WHAT YOU HAVE TO DO: Among the entries below, how many lines include the string "structured"? Answer with only the number.
** MATERIAL PROVIDED follows **
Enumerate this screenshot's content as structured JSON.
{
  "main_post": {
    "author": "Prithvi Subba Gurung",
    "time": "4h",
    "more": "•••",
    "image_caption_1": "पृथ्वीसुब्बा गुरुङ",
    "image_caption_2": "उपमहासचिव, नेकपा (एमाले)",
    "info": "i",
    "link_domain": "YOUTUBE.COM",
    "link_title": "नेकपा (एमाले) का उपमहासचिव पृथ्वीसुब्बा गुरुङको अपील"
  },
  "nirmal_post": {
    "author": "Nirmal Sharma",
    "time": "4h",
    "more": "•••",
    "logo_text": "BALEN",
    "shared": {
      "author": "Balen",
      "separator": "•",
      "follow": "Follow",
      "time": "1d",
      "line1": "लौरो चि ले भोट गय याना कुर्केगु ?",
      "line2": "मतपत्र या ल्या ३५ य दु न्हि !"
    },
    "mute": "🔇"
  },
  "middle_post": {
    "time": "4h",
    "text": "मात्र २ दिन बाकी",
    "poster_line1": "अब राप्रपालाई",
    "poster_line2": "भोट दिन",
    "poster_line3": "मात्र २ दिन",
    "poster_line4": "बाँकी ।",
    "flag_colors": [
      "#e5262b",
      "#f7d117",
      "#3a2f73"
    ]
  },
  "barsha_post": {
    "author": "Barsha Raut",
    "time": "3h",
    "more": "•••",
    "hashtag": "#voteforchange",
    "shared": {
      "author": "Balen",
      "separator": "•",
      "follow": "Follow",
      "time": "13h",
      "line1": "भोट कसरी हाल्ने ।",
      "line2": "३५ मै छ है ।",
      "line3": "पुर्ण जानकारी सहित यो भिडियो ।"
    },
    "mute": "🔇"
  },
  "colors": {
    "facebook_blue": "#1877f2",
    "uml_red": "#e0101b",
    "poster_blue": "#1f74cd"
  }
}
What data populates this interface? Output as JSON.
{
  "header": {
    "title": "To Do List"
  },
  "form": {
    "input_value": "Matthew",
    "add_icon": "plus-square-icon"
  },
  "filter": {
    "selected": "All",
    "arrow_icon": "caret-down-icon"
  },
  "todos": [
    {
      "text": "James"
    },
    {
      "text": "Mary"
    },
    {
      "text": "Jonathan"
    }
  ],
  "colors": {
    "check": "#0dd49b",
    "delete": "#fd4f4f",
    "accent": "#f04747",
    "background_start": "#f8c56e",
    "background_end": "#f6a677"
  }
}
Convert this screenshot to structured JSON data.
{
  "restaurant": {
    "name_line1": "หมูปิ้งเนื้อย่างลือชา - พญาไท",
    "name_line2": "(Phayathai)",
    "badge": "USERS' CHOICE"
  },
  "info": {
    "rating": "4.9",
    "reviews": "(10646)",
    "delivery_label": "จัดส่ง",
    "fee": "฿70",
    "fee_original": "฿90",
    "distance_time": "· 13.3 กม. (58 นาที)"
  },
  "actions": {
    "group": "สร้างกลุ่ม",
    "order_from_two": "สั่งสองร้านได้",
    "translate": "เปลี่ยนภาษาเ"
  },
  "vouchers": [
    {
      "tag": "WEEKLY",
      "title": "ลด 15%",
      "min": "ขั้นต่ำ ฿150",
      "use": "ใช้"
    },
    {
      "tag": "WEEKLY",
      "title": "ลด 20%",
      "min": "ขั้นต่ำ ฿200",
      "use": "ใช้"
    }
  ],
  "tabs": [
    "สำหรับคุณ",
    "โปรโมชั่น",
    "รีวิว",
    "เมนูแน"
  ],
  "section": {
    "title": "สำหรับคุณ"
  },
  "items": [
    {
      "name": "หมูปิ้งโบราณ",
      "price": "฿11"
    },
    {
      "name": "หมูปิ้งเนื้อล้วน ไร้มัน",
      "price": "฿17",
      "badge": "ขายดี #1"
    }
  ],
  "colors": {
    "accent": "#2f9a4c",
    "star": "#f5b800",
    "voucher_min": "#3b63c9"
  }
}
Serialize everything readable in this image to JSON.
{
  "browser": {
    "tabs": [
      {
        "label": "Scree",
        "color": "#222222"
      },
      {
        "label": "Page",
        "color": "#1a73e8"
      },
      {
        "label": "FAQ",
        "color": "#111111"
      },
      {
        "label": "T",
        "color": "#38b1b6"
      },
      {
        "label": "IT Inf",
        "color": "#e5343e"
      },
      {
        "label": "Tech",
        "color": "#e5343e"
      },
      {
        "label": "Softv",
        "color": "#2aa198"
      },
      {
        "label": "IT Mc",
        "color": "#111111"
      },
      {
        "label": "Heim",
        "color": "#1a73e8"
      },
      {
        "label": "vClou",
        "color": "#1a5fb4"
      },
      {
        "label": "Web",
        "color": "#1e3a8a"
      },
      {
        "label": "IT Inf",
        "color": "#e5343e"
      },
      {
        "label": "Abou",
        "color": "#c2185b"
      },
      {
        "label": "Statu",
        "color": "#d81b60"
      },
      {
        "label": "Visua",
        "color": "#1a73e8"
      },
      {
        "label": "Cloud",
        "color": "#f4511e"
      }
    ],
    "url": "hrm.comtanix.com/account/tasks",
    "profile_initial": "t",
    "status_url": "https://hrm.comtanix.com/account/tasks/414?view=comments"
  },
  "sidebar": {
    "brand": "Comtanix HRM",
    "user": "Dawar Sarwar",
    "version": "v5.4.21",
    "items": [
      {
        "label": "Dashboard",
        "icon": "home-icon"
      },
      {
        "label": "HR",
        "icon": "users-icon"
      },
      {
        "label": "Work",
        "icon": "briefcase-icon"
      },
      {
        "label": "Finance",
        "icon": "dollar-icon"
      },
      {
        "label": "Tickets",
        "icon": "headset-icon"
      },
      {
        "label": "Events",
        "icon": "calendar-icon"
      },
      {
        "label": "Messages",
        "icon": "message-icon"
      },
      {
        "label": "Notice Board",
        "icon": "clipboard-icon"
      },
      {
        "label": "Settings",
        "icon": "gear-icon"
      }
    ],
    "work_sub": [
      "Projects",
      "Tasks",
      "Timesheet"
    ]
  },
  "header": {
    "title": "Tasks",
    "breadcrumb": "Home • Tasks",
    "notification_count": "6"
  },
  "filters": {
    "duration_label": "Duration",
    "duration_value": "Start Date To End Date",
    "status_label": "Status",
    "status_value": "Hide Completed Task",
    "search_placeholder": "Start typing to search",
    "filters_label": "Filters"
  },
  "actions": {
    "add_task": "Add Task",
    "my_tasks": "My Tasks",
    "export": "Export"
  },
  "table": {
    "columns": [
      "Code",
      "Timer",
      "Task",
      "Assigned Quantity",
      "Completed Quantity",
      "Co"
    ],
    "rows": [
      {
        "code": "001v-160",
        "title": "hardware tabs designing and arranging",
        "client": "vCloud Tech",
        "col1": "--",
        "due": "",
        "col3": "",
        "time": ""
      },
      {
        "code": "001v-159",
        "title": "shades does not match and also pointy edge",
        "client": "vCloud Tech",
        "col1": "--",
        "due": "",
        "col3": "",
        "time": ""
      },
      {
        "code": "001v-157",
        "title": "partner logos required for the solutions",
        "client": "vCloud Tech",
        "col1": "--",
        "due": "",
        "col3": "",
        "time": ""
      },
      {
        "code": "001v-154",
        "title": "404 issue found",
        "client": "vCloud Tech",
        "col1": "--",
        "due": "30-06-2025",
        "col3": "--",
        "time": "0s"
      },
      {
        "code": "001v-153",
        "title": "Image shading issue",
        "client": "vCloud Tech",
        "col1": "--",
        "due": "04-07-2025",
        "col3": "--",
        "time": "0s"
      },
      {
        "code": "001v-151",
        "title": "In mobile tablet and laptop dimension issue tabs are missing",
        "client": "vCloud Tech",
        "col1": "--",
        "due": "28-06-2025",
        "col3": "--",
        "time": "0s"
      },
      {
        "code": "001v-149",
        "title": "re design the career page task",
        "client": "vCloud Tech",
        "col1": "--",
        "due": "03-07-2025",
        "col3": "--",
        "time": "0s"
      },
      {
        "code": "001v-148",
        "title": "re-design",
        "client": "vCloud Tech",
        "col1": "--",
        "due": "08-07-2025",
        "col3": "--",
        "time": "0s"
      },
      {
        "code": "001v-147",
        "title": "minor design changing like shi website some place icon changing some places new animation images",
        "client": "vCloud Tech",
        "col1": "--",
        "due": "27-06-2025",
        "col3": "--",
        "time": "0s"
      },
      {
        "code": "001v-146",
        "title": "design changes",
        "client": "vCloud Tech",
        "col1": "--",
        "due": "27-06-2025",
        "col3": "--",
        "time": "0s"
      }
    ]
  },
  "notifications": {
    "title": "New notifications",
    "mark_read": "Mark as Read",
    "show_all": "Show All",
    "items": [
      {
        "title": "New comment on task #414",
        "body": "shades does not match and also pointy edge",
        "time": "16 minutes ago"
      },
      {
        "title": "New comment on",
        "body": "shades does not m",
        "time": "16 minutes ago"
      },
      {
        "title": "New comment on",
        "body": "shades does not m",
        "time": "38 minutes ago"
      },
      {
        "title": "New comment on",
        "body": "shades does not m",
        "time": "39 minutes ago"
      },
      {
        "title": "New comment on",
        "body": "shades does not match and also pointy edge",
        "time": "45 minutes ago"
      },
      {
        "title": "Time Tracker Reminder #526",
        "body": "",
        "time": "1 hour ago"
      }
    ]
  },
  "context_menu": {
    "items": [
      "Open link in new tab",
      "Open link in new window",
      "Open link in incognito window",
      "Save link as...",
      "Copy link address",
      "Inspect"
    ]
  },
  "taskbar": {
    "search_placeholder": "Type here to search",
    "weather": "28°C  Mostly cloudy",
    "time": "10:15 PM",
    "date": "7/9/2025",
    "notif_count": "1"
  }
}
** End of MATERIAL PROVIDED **
ANSWER TO THIS EXERCISE: 2